* [BRIEF]: Your output should be each line from the material below that has the word "text".

* [MATERIALS PROVIDED]:
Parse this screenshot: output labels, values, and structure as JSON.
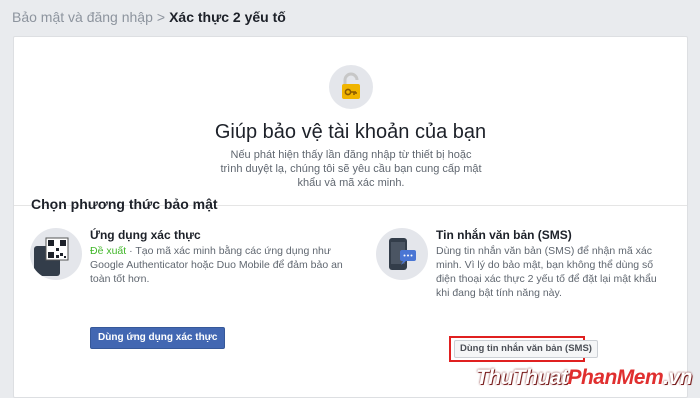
{
  "breadcrumb": {
    "parent": "Bảo mật và đăng nhập",
    "separator": ">",
    "current": "Xác thực 2 yếu tố"
  },
  "hero": {
    "icon": "lock-key-icon",
    "title": "Giúp bảo vệ tài khoản của bạn",
    "description": "Nếu phát hiện thấy lần đăng nhập từ thiết bị hoặc trình duyệt lạ, chúng tôi sẽ yêu cầu bạn cung cấp mật khẩu và mã xác minh."
  },
  "methods": {
    "section_title": "Chọn phương thức bảo mật",
    "auth_app": {
      "icon": "qr-phone-icon",
      "title": "Ứng dụng xác thực",
      "badge": "Đề xuất",
      "description": " · Tạo mã xác minh bằng các ứng dụng như Google Authenticator hoặc Duo Mobile để đảm bảo an toàn tốt hơn.",
      "button_label": "Dùng ứng dụng xác thực"
    },
    "sms": {
      "icon": "phone-message-icon",
      "title": "Tin nhắn văn bản (SMS)",
      "description": "Dùng tin nhắn văn bản (SMS) để nhận mã xác minh. Vì lý do bảo mật, bạn không thể dùng số điện thoại xác thực 2 yếu tố để đặt lại mật khẩu khi đang bật tính năng này.",
      "button_label": "Dùng tin nhắn văn bản (SMS)"
    }
  },
  "watermark": {
    "part1": "ThuThuat",
    "part2": "PhanMem",
    "part3": ".vn"
  },
  "colors": {
    "primary_button": "#4267b2",
    "recommended": "#42b72a",
    "highlight": "#e02020"
  }
}
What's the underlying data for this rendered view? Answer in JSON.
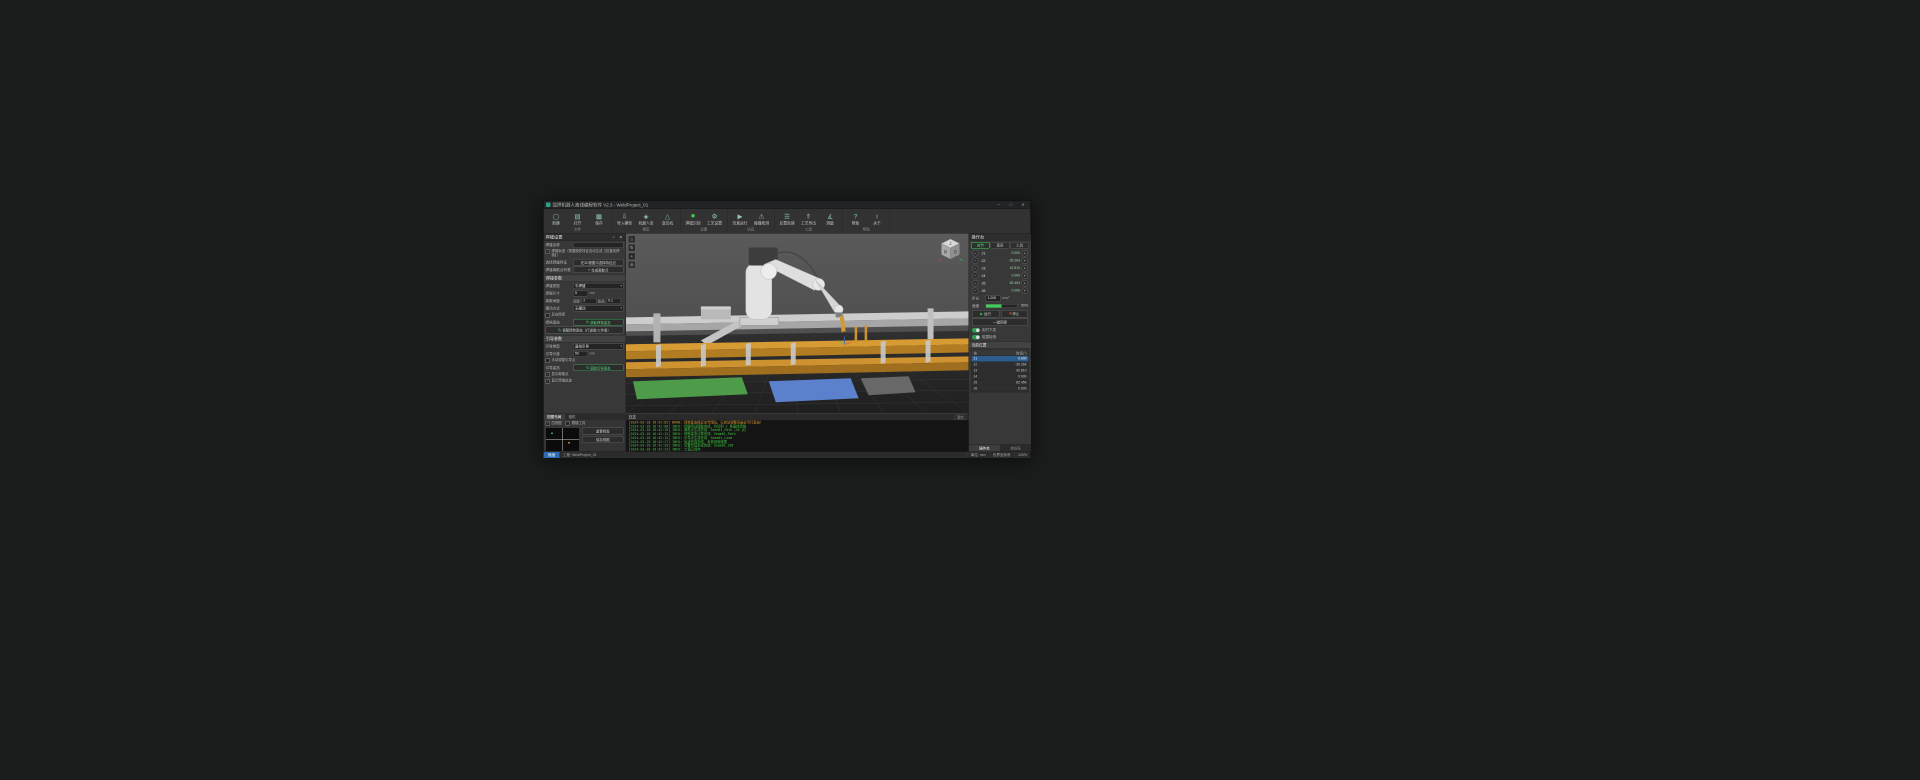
{
  "window": {
    "title": "弧焊机器人离线编程软件 V2.3 - WeldProject_01",
    "minimize": "─",
    "maximize": "□",
    "close": "✕"
  },
  "ribbon": {
    "groups": [
      {
        "caption": "文件",
        "items": [
          {
            "label": "新建",
            "glyph": "▢"
          },
          {
            "label": "打开",
            "glyph": "▤"
          },
          {
            "label": "保存",
            "glyph": "▦"
          }
        ]
      },
      {
        "caption": "模型",
        "items": [
          {
            "label": "导入模型",
            "glyph": "⇩"
          },
          {
            "label": "机器人库",
            "glyph": "◈"
          },
          {
            "label": "变位机",
            "glyph": "△"
          }
        ]
      },
      {
        "caption": "设置",
        "items": [
          {
            "label": "焊缝识别",
            "glyph": "●"
          },
          {
            "label": "工艺设置",
            "glyph": "⚙"
          }
        ]
      },
      {
        "caption": "仿真",
        "items": [
          {
            "label": "仿真运行",
            "glyph": "▶"
          },
          {
            "label": "碰撞检测",
            "glyph": "⚠"
          }
        ]
      },
      {
        "caption": "工具",
        "items": [
          {
            "label": "后置处理",
            "glyph": "☰"
          },
          {
            "label": "工艺导出",
            "glyph": "⇑"
          },
          {
            "label": "测量",
            "glyph": "∡"
          }
        ]
      },
      {
        "caption": "帮助",
        "items": [
          {
            "label": "帮助",
            "glyph": "?"
          },
          {
            "label": "关于",
            "glyph": "i"
          }
        ]
      }
    ]
  },
  "left_panel": {
    "title": "焊缝设置",
    "confirm_icon": "✓",
    "close_icon": "✕",
    "seam_name_label": "焊缝名称",
    "seam_name_value": "",
    "auto_checkbox_label": "焊缝轨迹（根据模型特征自动生成【仅直线焊缝】）",
    "feature_label": "选择焊缝特征",
    "feature_button": "在3D视图中选择特征边",
    "points_label": "焊缝离散点列表",
    "points_button_icon": "≡",
    "points_button": "生成离散点",
    "weld_section": {
      "title": "焊接参数",
      "type_label": "焊缝类型",
      "type_value": "平焊缝",
      "size_label": "焊脚尺寸",
      "size_value": "5",
      "size_unit": "mm",
      "spacing_label": "离散间距",
      "start_label": "间距",
      "start_value": "2",
      "start_unit": "mm",
      "end_label": "弦高",
      "end_value": "0.1",
      "end_unit": "mm",
      "swing_label": "摆动方式",
      "swing_value": "无摆动",
      "reverse_label": "反向焊接",
      "pose_label": "焊枪姿态",
      "pose_button_icon": "↻",
      "pose_button": "获取焊枪姿态",
      "adjust_button_icon": "↻",
      "adjust_button": "调整焊枪姿态（行进角/工作角）"
    },
    "lead_section": {
      "title": "引导参数",
      "type_label": "引导类型",
      "type_value": "直线引导",
      "len_label": "引导长度",
      "len_value": "50",
      "len_unit": "mm",
      "manual_label": "手动调整引导点",
      "pose_label": "引导姿态",
      "pose_button_icon": "↻",
      "pose_button": "获取引导姿态",
      "show_points_label": "显示离散点",
      "show_path_label": "显示焊缝轨迹"
    }
  },
  "layout_panel": {
    "tabs": [
      "视图布局",
      "相机"
    ],
    "checkboxes": [
      "四视图",
      "跟随工具"
    ],
    "buttons": [
      "重置视角",
      "保存视图"
    ]
  },
  "viewport": {
    "tools": [
      {
        "glyph": "⌂"
      },
      {
        "glyph": "↻"
      },
      {
        "glyph": "+"
      },
      {
        "glyph": "◎"
      }
    ],
    "cube_labels": {
      "top": "上",
      "front": "前",
      "right": "右"
    }
  },
  "right_panel": {
    "title": "操作台",
    "modes": [
      "关节",
      "基座",
      "工具"
    ],
    "minus_icon": "−",
    "plus_icon": "+",
    "axes": [
      {
        "label": "J1",
        "value": "0.000"
      },
      {
        "label": "J2",
        "value": "-35.264"
      },
      {
        "label": "J3",
        "value": "42.810"
      },
      {
        "label": "J4",
        "value": "0.000"
      },
      {
        "label": "J5",
        "value": "82.454"
      },
      {
        "label": "J6",
        "value": "0.000"
      }
    ],
    "step_label": "步长",
    "step_value": "1.000",
    "step_unit": "mm/°",
    "speed_label": "速度",
    "speed_value": "50%",
    "run_icon": "▶",
    "run_label": "运行",
    "stop_icon": "■",
    "stop_label": "停止",
    "home_button": "一键回零",
    "toggles": [
      {
        "label": "实时下发"
      },
      {
        "label": "碰撞检测"
      }
    ],
    "position_title": "当前位置",
    "axis_header": "轴",
    "value_header": "数值(°)",
    "pos_rows": [
      {
        "axis": "J1",
        "value": "0.000"
      },
      {
        "axis": "J2",
        "value": "-35.264"
      },
      {
        "axis": "J3",
        "value": "42.810"
      },
      {
        "axis": "J4",
        "value": "0.000"
      },
      {
        "axis": "J5",
        "value": "82.454"
      },
      {
        "axis": "J6",
        "value": "0.000"
      }
    ],
    "tabs": [
      "操作台",
      "坐标系"
    ]
  },
  "log": {
    "title": "日志",
    "clear_button": "清空",
    "entries": [
      {
        "level": "warn",
        "text": "[2024-03-18 16:42:05] WARN: 焊枪姿态接近关节限位，已自动调整至最近可行姿态！"
      },
      {
        "level": "info",
        "text": "[2024-03-18 16:42:08] INFO: 焊缝特征提取完成，共识别 2 条直线焊缝"
      },
      {
        "level": "info",
        "text": "[2024-03-18 16:42:10] INFO: 离散点生成完成：Seam01_Path（36 点）"
      },
      {
        "level": "info",
        "text": "[2024-03-18 16:42:12] INFO: 焊枪姿态计算完成：Seam01_Path"
      },
      {
        "level": "info",
        "text": "[2024-03-18 16:42:15] INFO: 引导点生成完成：Seam01_Lead"
      },
      {
        "level": "info",
        "text": "[2024-03-18 16:42:17] INFO: 轨迹仿真完成，未检测到碰撞"
      },
      {
        "level": "info",
        "text": "[2024-03-18 16:42:20] INFO: 后置代码生成完成：Seam01.JBI"
      },
      {
        "level": "info",
        "text": "[2024-03-18 16:42:23] INFO: 工程已保存"
      }
    ]
  },
  "status_bar": {
    "state": "就绪",
    "project": "工程: WeldProject_01",
    "items": [
      "单位: mm",
      "世界坐标系",
      "100%"
    ]
  }
}
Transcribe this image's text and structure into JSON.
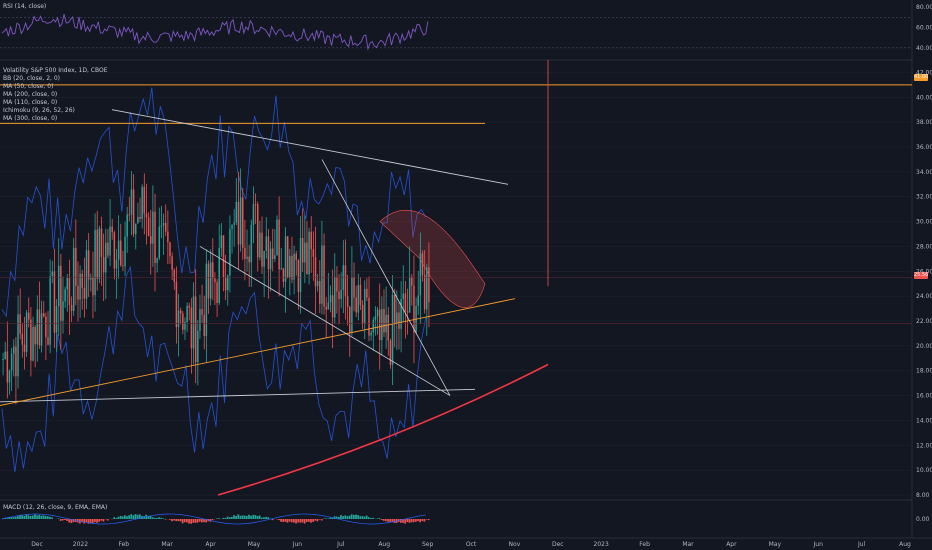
{
  "panels": {
    "rsi": {
      "legend": "RSI (14, close)",
      "y_ticks": [
        "80.00",
        "60.00",
        "40.00"
      ]
    },
    "main": {
      "legend": [
        "Volatility S&P 500 Index, 1D, CBOE",
        "BB (20, close, 2, 0)",
        "MA (50, close, 0)",
        "MA (200, close, 0)",
        "MA (110, close, 0)",
        "Ichimoku (9, 26, 52, 26)",
        "MA (300, close, 0)"
      ],
      "y_ticks": [
        "42.00",
        "40.00",
        "38.00",
        "36.00",
        "34.00",
        "32.00",
        "30.00",
        "28.00",
        "26.00",
        "24.00",
        "22.00",
        "20.00",
        "18.00",
        "16.00",
        "14.00",
        "12.00",
        "10.00",
        "8.00"
      ],
      "price_badge": "25.56",
      "orange_badge": "41.00"
    },
    "macd": {
      "legend": "MACD (12, 26, close, 9, EMA, EMA)",
      "y_ticks": [
        "0.00"
      ]
    }
  },
  "x_axis": {
    "labels": [
      "Dec",
      "2022",
      "Feb",
      "Mar",
      "Apr",
      "May",
      "Jun",
      "Jul",
      "Aug",
      "Sep",
      "Oct",
      "Nov",
      "Dec",
      "2023",
      "Feb",
      "Mar",
      "Apr",
      "May",
      "Jun",
      "Jul",
      "Aug"
    ]
  },
  "colors": {
    "background": "#131722",
    "up": "#26a69a",
    "down": "#ef5350",
    "orange_line": "#f59b2a",
    "trend_line": "#c8cbd2",
    "red_curve": "#f23645",
    "bb_band": "#2962ff",
    "rsi_line": "#7e57c2"
  },
  "chart_data": {
    "type": "candlestick",
    "title": "Volatility S&P 500 Index, 1D, CBOE",
    "price_axis_range": [
      8,
      43
    ],
    "rsi_axis_range": [
      30,
      85
    ],
    "last_price": 25.56,
    "horizontal_levels": [
      41.0,
      37.9
    ],
    "vix_path": {
      "months": [
        "Dec",
        "2022",
        "Feb",
        "Mar",
        "Apr",
        "May",
        "Jun",
        "Jul",
        "Aug",
        "Sep"
      ],
      "approx_close": [
        19,
        23,
        27,
        31,
        21,
        30,
        28,
        25,
        20,
        25.5
      ]
    },
    "rsi_path": [
      55,
      70,
      60,
      50,
      52,
      62,
      55,
      48,
      45,
      60
    ]
  }
}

* [RESPONSE AREA]:
        "text": "[2024-03-18 16:42:05] WARN: 焊枪姿态接近关节限位，已自动调整至最近可行姿态！"
        "text": "[2024-03-18 16:42:08] INFO: 焊缝特征提取完成，共识别 2 条直线焊缝"
        "text": "[2024-03-18 16:42:10] INFO: 离散点生成完成：Seam01_Path（36 点）"
        "text": "[2024-03-18 16:42:12] INFO: 焊枪姿态计算完成：Seam01_Path"
        "text": "[2024-03-18 16:42:15] INFO: 引导点生成完成：Seam01_Lead"
        "text": "[2024-03-18 16:42:17] INFO: 轨迹仿真完成，未检测到碰撞"
        "text": "[2024-03-18 16:42:20] INFO: 后置代码生成完成：Seam01.JBI"
        "text": "[2024-03-18 16:42:23] INFO: 工程已保存"
Transcribe this image's text and structure into JSON.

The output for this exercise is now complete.